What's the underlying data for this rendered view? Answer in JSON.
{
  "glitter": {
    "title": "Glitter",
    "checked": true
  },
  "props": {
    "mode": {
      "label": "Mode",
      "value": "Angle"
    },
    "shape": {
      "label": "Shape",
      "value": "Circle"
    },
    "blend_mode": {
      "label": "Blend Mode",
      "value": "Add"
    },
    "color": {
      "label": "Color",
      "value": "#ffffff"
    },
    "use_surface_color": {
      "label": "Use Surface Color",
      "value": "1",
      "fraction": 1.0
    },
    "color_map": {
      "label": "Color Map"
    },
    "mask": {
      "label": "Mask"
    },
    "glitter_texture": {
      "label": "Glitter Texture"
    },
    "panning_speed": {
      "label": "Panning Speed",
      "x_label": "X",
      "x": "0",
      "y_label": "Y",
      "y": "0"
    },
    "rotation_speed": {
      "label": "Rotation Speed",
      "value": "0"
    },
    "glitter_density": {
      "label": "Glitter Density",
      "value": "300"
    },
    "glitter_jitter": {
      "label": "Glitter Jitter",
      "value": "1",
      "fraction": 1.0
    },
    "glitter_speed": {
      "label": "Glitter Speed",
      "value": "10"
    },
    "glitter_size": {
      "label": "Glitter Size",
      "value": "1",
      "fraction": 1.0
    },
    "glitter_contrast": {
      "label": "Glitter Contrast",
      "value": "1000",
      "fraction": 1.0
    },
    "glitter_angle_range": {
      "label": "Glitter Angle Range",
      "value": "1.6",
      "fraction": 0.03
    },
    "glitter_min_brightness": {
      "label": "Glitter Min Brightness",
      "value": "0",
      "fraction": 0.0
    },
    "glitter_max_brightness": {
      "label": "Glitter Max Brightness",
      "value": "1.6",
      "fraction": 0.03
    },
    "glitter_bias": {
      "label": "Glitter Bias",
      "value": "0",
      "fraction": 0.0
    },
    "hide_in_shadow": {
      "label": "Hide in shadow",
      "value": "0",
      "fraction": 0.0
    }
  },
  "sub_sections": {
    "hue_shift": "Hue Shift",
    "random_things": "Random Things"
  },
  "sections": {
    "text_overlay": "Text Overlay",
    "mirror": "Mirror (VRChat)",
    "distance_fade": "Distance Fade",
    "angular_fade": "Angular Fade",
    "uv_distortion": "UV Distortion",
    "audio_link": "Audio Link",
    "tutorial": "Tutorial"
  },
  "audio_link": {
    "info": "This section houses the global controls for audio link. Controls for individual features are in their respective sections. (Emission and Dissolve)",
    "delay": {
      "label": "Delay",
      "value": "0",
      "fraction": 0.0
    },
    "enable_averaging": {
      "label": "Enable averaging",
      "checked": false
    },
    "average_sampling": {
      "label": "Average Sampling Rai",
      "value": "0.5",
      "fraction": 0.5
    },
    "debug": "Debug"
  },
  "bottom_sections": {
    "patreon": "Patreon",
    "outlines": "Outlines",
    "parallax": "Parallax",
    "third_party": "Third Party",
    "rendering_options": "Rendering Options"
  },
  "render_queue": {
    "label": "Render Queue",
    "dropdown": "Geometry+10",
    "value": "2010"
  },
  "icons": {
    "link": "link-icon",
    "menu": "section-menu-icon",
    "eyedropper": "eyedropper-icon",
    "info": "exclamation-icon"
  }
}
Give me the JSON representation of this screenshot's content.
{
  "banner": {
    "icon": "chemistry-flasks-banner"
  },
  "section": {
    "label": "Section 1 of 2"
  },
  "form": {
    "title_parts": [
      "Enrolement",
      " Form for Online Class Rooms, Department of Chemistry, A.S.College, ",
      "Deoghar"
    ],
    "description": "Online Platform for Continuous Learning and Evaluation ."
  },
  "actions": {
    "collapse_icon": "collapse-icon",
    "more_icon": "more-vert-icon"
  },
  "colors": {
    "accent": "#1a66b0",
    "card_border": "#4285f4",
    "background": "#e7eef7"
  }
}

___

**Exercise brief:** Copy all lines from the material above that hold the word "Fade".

**Task response:**
    "distance_fade": "Distance Fade",
    "angular_fade": "Angular Fade",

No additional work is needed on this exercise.